Speaker: Teresa V. Bowman, associate professor in Albert Einstein College of Medicine (Department of Developmental and Molecular Biology and Department of Medicine [Oncology])
Title: "The long and winding road: hematopoietic formation to function"
Abstract: Hematopoietic stem cells (HSCs) arise embryonically and sustain the entire blood system from birth until death due to their immense capacities for self-replication and multi-lineage differentiation. Accumulation of malfunctioning HSCs results in hematologic disorders such as clonal hematopoiesis, myelodysplastic syndrome (MDS), and acute myeloid leukemia. Our group seeks to define regulators critical for de novo HSC production using genomics approaches and genetic manipulation in embryonic zebrafish and decipher how mutations found in human MDS alter stem cell traits and influence differentiation choices. Our recent studies in early development revealed that nascent HSCs robustly regenerate but display differentiation latency until later in life. In contrast, HSC-independent embryonic progenitors, which arise concurrently with HSCs, sustain hematopoiesis from embryonic until juvenile stages, much later than previously expected. We also discovered that the MDS-associated factor DEAD-box helicase 41 (Ddx41) is a novel regulator controlling the number of hematopoietic stem and progenitor cells (HSPC) emerging during development.
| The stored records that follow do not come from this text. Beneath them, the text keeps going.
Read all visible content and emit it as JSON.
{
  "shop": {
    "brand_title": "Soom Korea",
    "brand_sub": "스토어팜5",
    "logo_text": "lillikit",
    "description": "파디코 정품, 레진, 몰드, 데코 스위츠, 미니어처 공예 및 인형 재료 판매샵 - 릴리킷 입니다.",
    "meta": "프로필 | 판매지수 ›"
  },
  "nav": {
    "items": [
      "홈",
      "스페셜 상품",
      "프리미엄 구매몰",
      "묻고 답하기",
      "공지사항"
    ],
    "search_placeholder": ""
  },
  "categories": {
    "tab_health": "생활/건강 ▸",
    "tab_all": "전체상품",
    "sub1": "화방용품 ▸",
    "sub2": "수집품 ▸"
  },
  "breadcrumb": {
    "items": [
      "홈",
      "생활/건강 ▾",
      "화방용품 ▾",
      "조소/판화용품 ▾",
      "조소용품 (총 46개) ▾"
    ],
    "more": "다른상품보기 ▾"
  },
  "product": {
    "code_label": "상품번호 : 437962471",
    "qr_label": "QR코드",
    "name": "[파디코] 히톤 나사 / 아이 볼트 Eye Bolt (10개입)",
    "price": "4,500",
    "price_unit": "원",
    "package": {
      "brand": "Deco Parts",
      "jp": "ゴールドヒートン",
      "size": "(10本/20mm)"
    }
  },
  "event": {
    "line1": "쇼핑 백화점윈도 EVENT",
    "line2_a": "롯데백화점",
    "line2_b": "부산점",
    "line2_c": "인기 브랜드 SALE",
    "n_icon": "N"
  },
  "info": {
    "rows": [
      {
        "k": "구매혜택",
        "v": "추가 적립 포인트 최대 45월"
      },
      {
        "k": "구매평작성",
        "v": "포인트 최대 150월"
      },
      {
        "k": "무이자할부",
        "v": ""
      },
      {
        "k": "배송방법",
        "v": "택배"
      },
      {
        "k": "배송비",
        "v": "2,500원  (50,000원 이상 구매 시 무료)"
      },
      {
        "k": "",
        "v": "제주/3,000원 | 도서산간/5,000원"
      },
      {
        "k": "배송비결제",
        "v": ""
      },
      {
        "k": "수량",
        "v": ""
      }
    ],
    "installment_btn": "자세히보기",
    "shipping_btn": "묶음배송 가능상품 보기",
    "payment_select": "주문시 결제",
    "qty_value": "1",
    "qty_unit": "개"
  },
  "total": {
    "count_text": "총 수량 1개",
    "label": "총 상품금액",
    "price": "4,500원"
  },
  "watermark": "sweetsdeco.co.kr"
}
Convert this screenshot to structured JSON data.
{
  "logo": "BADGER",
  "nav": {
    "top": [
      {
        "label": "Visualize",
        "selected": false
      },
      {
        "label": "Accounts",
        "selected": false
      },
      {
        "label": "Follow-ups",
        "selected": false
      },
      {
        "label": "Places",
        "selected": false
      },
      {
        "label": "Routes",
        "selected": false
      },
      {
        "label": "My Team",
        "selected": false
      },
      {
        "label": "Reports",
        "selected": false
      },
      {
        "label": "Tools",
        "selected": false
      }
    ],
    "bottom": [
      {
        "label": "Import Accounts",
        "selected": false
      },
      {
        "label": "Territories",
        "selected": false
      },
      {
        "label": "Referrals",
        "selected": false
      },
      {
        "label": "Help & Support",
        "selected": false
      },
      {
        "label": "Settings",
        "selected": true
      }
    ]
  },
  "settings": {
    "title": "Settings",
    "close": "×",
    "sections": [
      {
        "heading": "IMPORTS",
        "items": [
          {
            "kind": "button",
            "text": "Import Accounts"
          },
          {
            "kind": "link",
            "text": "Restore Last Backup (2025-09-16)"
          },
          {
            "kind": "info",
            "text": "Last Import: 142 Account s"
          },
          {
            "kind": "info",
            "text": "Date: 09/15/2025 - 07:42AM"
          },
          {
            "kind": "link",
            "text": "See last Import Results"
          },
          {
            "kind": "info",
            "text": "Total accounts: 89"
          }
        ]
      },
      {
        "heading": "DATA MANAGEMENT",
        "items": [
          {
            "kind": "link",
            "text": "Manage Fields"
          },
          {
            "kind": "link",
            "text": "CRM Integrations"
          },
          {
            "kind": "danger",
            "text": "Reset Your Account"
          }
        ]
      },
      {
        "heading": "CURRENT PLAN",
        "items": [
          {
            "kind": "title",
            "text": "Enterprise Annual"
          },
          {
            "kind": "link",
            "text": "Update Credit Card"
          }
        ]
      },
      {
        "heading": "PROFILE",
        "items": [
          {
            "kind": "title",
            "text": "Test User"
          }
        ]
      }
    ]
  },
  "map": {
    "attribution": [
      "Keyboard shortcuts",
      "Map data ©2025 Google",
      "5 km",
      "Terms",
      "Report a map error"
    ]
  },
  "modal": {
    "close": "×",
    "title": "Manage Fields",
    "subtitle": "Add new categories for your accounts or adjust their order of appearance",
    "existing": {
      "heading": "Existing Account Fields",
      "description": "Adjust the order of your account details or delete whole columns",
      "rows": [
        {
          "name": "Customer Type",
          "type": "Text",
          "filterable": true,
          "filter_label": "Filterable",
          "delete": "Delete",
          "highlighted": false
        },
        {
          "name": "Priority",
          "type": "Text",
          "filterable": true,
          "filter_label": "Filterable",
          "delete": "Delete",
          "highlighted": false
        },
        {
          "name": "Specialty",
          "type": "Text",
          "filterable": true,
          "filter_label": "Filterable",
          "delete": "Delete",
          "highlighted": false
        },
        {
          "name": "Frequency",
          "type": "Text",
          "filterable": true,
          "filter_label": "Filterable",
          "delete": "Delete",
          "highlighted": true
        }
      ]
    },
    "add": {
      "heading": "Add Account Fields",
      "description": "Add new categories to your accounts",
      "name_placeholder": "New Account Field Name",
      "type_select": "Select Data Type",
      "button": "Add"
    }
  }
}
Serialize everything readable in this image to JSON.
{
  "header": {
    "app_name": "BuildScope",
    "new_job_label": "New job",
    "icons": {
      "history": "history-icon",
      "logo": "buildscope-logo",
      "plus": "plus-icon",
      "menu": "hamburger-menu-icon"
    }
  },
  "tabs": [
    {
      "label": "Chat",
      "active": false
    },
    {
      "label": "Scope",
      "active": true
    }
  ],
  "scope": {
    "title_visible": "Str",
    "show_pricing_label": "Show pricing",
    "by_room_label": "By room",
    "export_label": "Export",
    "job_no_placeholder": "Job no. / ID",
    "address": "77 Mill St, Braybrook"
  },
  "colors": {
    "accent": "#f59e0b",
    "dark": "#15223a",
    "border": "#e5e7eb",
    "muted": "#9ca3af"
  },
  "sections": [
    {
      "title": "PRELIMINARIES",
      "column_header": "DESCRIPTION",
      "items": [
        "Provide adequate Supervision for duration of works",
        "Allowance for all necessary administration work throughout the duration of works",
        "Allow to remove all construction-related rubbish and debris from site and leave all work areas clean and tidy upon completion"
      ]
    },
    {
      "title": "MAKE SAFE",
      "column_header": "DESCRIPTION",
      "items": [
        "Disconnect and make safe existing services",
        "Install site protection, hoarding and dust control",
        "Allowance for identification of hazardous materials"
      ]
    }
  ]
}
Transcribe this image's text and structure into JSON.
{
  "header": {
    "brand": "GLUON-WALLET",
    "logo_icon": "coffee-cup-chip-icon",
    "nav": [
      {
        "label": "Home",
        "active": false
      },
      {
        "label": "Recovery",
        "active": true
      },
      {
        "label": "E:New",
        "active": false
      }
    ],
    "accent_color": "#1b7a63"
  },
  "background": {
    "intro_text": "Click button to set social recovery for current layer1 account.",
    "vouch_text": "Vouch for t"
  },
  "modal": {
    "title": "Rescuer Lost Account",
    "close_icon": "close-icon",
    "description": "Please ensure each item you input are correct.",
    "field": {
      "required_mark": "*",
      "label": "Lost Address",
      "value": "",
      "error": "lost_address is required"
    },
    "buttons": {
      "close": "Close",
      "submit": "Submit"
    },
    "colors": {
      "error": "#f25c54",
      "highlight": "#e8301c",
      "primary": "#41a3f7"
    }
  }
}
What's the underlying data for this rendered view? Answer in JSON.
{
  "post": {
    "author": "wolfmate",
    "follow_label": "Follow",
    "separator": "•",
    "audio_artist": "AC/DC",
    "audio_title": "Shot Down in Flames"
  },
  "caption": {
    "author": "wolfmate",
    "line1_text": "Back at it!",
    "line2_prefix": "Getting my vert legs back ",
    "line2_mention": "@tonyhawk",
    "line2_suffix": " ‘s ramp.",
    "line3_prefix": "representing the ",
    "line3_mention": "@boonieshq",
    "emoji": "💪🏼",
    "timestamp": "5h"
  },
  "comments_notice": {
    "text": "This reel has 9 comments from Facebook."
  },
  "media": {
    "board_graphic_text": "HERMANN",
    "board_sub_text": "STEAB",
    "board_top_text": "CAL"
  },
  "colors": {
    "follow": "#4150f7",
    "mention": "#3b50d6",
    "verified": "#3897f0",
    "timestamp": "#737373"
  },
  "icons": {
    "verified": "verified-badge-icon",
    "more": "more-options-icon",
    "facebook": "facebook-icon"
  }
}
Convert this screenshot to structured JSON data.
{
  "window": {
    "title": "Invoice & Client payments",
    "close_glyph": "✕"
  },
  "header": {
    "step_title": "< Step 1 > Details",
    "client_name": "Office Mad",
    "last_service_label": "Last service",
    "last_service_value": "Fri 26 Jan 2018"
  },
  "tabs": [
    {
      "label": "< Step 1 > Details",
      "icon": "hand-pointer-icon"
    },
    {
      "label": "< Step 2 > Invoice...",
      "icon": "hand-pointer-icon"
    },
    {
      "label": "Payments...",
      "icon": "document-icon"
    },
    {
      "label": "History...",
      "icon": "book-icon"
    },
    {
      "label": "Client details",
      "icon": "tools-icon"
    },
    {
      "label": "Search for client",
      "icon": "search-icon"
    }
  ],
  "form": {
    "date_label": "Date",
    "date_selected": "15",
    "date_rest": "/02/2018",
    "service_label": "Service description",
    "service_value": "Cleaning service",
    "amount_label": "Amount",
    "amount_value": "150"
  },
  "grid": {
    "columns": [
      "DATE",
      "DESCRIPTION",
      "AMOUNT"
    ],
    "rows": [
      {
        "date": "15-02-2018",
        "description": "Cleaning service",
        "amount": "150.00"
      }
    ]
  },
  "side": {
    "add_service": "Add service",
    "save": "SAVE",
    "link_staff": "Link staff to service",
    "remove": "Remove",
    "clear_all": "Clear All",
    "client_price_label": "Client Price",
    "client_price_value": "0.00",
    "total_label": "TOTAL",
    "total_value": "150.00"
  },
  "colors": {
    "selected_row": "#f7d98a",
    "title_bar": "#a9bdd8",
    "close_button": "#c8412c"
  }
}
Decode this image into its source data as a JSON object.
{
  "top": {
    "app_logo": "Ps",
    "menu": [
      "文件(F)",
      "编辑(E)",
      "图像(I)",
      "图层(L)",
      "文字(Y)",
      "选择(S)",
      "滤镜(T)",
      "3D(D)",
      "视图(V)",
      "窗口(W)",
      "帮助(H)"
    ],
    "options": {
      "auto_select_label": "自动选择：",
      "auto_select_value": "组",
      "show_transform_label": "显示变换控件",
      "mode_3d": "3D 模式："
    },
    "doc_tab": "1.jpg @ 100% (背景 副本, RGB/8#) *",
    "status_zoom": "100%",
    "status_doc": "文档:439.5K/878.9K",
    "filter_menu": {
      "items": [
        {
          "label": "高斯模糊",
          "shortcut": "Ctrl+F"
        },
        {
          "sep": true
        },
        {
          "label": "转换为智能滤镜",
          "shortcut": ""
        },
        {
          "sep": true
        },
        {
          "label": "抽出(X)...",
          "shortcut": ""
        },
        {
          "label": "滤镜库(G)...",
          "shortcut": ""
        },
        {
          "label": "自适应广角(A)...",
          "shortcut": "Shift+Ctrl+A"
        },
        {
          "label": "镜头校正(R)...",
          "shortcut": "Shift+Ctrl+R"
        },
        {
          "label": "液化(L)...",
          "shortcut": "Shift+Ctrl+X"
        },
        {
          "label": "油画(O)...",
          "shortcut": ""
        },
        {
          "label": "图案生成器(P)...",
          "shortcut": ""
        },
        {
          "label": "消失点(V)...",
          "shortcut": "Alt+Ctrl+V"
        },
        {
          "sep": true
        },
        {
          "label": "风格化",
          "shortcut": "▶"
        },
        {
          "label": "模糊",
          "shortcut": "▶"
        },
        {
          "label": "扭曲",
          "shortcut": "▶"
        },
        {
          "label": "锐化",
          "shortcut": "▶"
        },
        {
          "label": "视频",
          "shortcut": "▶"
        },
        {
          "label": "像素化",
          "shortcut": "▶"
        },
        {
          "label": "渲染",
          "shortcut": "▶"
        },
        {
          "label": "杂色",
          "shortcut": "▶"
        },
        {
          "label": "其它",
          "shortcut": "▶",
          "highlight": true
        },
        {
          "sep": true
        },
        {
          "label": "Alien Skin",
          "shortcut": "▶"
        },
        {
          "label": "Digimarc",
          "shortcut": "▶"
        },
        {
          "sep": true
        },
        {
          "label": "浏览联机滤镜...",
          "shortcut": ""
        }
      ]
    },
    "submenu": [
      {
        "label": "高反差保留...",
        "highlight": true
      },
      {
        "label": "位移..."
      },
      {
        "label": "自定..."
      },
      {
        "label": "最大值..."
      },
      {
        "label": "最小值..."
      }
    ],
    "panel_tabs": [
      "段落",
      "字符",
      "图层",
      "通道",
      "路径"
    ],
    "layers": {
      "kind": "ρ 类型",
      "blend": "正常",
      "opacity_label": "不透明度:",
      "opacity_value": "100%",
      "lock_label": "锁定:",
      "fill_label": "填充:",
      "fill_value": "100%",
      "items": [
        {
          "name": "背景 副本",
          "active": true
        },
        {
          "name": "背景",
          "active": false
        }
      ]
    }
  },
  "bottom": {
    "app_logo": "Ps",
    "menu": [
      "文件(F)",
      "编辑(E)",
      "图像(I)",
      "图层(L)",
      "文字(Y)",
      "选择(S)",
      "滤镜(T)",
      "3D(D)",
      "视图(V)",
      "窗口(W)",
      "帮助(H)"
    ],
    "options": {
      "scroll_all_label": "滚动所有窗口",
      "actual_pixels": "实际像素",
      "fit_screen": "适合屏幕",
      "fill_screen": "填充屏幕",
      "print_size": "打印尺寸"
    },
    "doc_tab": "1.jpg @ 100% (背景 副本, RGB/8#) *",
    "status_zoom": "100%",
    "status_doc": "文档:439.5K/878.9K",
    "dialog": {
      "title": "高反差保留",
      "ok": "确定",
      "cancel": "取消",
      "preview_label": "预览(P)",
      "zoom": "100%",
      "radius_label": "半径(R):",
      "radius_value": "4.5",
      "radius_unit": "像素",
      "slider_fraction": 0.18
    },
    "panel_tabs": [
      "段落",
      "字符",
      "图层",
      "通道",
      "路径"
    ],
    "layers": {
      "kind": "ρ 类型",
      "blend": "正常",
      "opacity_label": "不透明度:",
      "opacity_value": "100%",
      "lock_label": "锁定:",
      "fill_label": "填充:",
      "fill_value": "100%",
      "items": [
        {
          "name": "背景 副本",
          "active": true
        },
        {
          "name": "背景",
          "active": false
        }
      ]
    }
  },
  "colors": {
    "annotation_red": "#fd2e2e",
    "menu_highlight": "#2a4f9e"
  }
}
Deficiency of Ddx41 results in accumulation of R-loops, nucleic acid structural variants comprised of ssDNA and RNA:DNA hybrids, which serve as stimulants of the cGAS-STING inflammatory cascade that can promote HSPC production. Combined, our studies have implications for unlocking the programs underlying the genesis of bona fide HSCs and deciphering mechanisms that drive their aberrant expansion in myeloid malignancies.
Host: Raquel Espin Palazon, GDCB assistant professor
Bowman Lab: https://sites.google.com/view/tvbowmanlab